  • Source
    • "induction is critical to Stx gene expression and to the ability of STEC to cause disease (Tyler et al., 2013). The toxin genes are late-stage genes that are transcribed only during the lytic stage of the phage. "
    [Show abstract] [Hide abstract]
    ABSTRACT: Shiga toxin-producing Escherichia coli (STEC) strains are responsible for a variety of clinical syndromes including bloody and non-bloody diarrhea, hemorrhagic colitis, and hemolytic uremic syndrome (HUS). Although multiple serotypes of STEC have been isolated from hemorrhagic colitis cases, E. coli O157:H7 is by far the most prevalent serotype associated with HUS. Shiga toxin is the major virulence factor of E. coli O157:H7 and is responsible for the more severe symptoms of the infection. However, the mechanisms involved in the pathogenesis of diarrhea mediated by Stx2 are not well known. In this study, we have determined the effects of E. coli O157:H7 strain 125/99 wild type (wt) on the human colonic mucosa mounted in an Ussing chamber. In response to 125/99wt, an inhibition of water absorption across human colonic mucosa was observed. Histological sections showed severe necrosis with detachment of the surface epithelium, mononuclear inflammatory infiltrate and loss of goblet cells after 1h of incubation with 125/99wt. These alterations were not observed with the isogenic mutant strain lacking stx2 or with the filter-sterilized culture supernatant from the 125/99wt strain. These results indicate that the cell damages in human colon are induced by Stx2, and that Stx2 production is increased by the interaction with bacterial cells. Identification of host cell-derived factors responsible for increasing Stx2 can lead to new strategies for modulating STEC infections. Copyright © 2015 Elsevier GmbH. All rights reserved.
    Full-text · Article · Mar 2015 · International journal of medical microbiology: IJMM
  • Source

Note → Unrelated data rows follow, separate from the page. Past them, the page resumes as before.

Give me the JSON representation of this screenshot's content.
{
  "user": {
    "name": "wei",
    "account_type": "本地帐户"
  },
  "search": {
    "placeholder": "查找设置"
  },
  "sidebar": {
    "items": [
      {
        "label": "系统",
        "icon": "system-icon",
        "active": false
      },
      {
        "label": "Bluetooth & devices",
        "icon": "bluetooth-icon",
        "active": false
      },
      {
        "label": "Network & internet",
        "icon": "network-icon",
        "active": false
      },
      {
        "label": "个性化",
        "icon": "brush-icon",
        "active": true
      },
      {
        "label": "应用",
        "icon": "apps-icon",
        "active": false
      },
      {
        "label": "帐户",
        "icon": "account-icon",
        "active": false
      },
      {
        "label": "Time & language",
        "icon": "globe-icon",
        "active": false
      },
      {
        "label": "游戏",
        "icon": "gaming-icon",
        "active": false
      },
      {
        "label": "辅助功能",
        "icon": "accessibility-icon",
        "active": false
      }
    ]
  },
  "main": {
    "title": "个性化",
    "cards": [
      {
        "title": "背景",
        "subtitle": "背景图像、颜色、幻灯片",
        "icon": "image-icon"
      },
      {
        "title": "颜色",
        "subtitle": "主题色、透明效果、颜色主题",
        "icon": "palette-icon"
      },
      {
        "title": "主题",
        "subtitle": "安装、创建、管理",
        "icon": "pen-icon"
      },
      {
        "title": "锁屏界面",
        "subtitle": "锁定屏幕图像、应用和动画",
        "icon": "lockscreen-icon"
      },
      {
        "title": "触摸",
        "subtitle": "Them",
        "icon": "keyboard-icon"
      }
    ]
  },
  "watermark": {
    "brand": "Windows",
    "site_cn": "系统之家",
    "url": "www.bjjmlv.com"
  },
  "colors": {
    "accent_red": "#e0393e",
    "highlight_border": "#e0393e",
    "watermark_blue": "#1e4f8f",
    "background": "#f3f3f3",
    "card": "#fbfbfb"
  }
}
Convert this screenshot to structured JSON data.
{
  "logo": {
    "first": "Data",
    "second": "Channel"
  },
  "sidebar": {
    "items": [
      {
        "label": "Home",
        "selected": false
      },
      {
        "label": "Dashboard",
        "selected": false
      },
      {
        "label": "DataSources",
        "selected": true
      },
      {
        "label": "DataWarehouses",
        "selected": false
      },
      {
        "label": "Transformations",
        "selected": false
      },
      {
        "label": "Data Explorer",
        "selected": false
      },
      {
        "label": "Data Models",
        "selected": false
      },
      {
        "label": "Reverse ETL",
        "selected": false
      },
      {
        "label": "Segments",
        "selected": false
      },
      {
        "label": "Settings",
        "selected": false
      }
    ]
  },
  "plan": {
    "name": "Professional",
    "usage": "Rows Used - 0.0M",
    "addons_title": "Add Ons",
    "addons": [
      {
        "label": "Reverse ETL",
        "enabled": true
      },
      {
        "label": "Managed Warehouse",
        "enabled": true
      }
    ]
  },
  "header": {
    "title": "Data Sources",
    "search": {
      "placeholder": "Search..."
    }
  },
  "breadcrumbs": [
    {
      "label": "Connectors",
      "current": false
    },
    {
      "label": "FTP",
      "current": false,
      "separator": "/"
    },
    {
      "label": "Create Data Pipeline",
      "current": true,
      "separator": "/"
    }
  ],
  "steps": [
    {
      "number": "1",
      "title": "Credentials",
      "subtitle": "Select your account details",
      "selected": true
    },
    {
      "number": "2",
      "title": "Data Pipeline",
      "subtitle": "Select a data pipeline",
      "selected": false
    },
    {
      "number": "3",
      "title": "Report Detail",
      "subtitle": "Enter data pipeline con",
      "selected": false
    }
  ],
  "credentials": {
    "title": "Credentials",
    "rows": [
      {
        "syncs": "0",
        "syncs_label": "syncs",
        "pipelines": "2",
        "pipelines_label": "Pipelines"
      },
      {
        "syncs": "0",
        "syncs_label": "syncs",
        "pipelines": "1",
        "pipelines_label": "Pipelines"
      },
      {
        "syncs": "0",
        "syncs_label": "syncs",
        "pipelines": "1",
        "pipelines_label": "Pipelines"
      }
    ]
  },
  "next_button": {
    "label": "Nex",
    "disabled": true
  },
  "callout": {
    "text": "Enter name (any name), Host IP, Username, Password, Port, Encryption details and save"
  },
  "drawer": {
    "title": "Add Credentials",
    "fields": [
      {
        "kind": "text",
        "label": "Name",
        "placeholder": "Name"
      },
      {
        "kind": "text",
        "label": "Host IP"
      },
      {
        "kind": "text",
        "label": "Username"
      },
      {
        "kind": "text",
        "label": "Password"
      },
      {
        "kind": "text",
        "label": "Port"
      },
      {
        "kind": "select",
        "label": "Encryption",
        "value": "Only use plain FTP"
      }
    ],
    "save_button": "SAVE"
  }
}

    • "Analysis of colonoscopy biopsies have shown that the mucus of Crohn's disease patients was 30-fold enriched in virus-like particles (3 × 10 9 VLP/biopsy versus 10 8 for healthy controls (Lepage et al., 2008). Even in the absence of external signal or inflammation, the stx2 carrying E. coli prophage 933 W is more induced in the gut of monoxenic mice than in vitro (Tyler et al., 2013). In E. coli and Lactobacillus genomes, the vast majority of prophages are defective, indicating an active selection against prophages induction (Martin et al., 2009). "
    [Show abstract] [Hide abstract]
    ABSTRACT: Metagenomic approaches applied to viruses have highlighted their prevalence in almost all microbial ecosystems investigated. In all ecosystems, notably those associated with humans or animals, the viral fraction is dominated by bacteriophages. Whether they contribute to dysbiosis, i.e., the departure from microbiota composition in symbiosis at equilibrium and entry into a state favoring human or animal disease is unknown at present. This review summarizes what has been learnt on phages associated with human and animal microbiota, and focuses on examples illustrating the several ways by which phages may contribute to a shift to pathogenesis, either by modifying population equilibrium, by horizontal transfer, or by modulating immunity.
    Full-text · Article · Mar 2014 · Frontiers in Cellular and Infection Microbiology
Show more